> [Material for the task]:

Segment Open

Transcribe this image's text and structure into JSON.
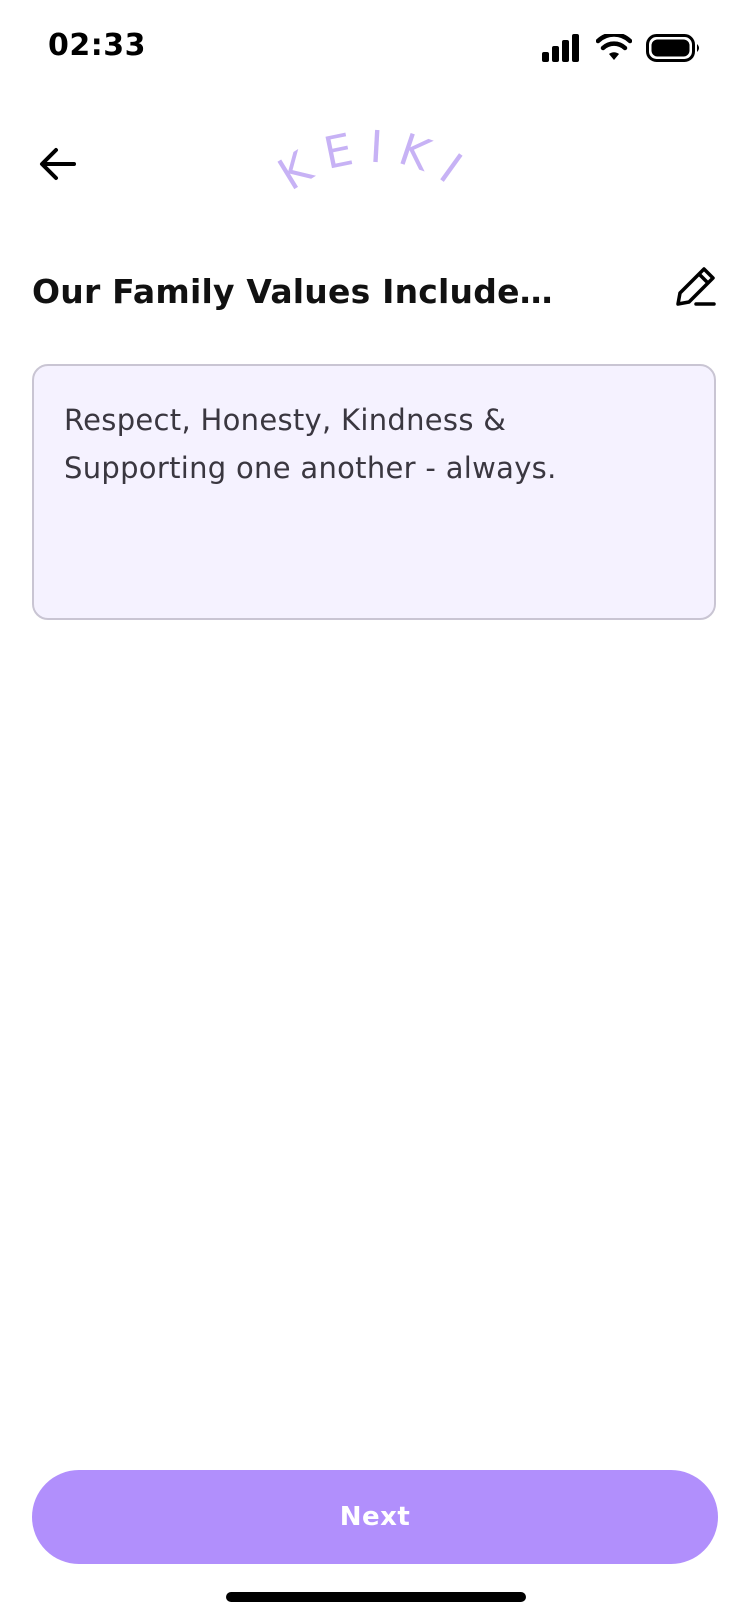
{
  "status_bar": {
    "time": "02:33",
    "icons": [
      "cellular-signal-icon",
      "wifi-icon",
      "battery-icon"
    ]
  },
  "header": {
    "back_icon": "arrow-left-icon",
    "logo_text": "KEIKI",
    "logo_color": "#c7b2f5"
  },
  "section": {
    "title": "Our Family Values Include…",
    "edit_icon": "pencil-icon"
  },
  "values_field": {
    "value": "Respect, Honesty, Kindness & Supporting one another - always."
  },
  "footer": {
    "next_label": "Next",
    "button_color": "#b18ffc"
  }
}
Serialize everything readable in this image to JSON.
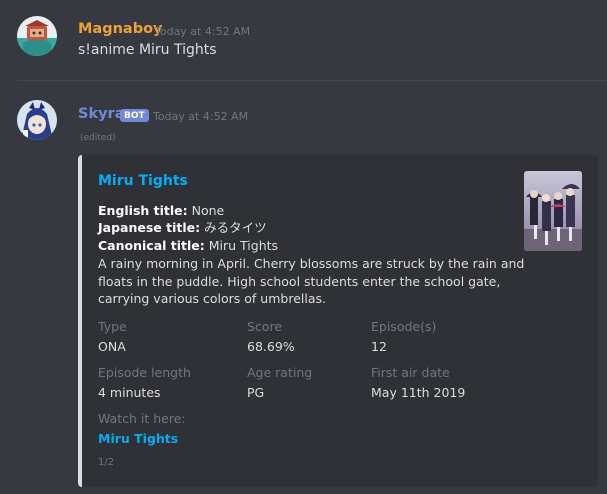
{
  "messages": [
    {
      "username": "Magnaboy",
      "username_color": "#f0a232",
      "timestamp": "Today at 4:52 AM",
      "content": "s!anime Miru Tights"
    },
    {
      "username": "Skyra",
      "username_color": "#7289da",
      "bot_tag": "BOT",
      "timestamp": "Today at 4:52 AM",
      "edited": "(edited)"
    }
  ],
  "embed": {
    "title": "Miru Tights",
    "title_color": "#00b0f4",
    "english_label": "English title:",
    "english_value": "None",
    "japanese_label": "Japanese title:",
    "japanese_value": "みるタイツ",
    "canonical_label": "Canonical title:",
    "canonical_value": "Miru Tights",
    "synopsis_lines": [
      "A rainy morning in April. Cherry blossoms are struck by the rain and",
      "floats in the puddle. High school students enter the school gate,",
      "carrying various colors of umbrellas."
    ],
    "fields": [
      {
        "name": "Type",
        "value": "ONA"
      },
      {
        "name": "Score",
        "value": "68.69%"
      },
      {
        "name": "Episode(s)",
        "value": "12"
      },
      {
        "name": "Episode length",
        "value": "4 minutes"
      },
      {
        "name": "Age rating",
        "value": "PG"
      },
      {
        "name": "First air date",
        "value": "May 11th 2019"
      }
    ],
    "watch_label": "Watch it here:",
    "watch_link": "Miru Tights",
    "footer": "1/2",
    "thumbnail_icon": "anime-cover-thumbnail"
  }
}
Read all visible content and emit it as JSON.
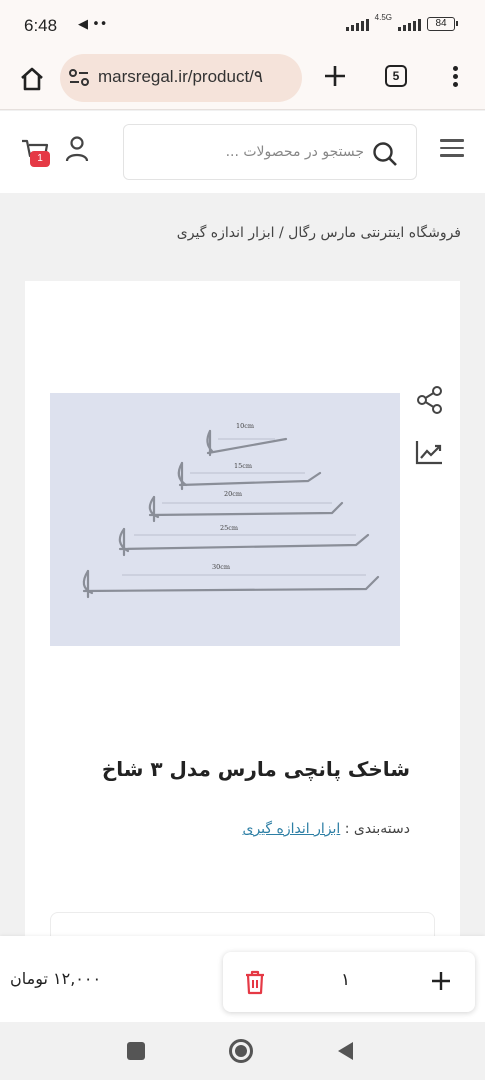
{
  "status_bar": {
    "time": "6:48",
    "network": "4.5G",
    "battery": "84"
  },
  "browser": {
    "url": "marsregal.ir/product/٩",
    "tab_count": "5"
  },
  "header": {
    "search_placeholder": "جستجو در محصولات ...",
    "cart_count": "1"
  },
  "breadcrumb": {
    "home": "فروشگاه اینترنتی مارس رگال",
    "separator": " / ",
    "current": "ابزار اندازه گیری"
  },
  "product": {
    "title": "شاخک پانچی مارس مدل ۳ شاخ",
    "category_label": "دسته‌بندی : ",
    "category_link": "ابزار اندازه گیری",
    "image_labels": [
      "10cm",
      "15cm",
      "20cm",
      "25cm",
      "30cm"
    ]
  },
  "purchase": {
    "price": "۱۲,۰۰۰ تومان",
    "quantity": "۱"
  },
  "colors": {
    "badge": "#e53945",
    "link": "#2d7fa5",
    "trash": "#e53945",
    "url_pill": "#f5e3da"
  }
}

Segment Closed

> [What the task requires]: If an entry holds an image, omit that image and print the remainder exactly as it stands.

> [Answer below]:
Transcribe this image's text and structure into JSON.
{
  "status_bar": {
    "time": "02:33",
    "icons": [
      "cellular-signal-icon",
      "wifi-icon",
      "battery-icon"
    ]
  },
  "header": {
    "back_icon": "arrow-left-icon",
    "logo_text": "KEIKI",
    "logo_color": "#c7b2f5"
  },
  "section": {
    "title": "Our Family Values Include…",
    "edit_icon": "pencil-icon"
  },
  "values_field": {
    "value": "Respect, Honesty, Kindness & Supporting one another - always."
  },
  "footer": {
    "next_label": "Next",
    "button_color": "#b18ffc"
  }
}
Serialize everything readable in this image to JSON.
{
  "messages": [
    {
      "username": "Magnaboy",
      "username_color": "#f0a232",
      "timestamp": "Today at 4:52 AM",
      "content": "s!anime Miru Tights"
    },
    {
      "username": "Skyra",
      "username_color": "#7289da",
      "bot_tag": "BOT",
      "timestamp": "Today at 4:52 AM",
      "edited": "(edited)"
    }
  ],
  "embed": {
    "title": "Miru Tights",
    "title_color": "#00b0f4",
    "english_label": "English title:",
    "english_value": "None",
    "japanese_label": "Japanese title:",
    "japanese_value": "みるタイツ",
    "canonical_label": "Canonical title:",
    "canonical_value": "Miru Tights",
    "synopsis_lines": [
      "A rainy morning in April. Cherry blossoms are struck by the rain and",
      "floats in the puddle. High school students enter the school gate,",
      "carrying various colors of umbrellas."
    ],
    "fields": [
      {
        "name": "Type",
        "value": "ONA"
      },
      {
        "name": "Score",
        "value": "68.69%"
      },
      {
        "name": "Episode(s)",
        "value": "12"
      },
      {
        "name": "Episode length",
        "value": "4 minutes"
      },
      {
        "name": "Age rating",
        "value": "PG"
      },
      {
        "name": "First air date",
        "value": "May 11th 2019"
      }
    ],
    "watch_label": "Watch it here:",
    "watch_link": "Miru Tights",
    "footer": "1/2",
    "thumbnail_icon": "anime-cover-thumbnail"
  }
}
Read all visible content and emit it as JSON.
{
  "status_bar": {
    "time": "6:48",
    "network": "4.5G",
    "battery": "84"
  },
  "browser": {
    "url": "marsregal.ir/product/٩",
    "tab_count": "5"
  },
  "header": {
    "search_placeholder": "جستجو در محصولات ...",
    "cart_count": "1"
  },
  "breadcrumb": {
    "home": "فروشگاه اینترنتی مارس رگال",
    "separator": " / ",
    "current": "ابزار اندازه گیری"
  },
  "product": {
    "title": "شاخک پانچی مارس مدل ۳ شاخ",
    "category_label": "دسته‌بندی : ",
    "category_link": "ابزار اندازه گیری",
    "image_labels": [
      "10cm",
      "15cm",
      "20cm",
      "25cm",
      "30cm"
    ]
  },
  "purchase": {
    "price": "۱۲,۰۰۰ تومان",
    "quantity": "۱"
  },
  "colors": {
    "badge": "#e53945",
    "link": "#2d7fa5",
    "trash": "#e53945",
    "url_pill": "#f5e3da"
  }
}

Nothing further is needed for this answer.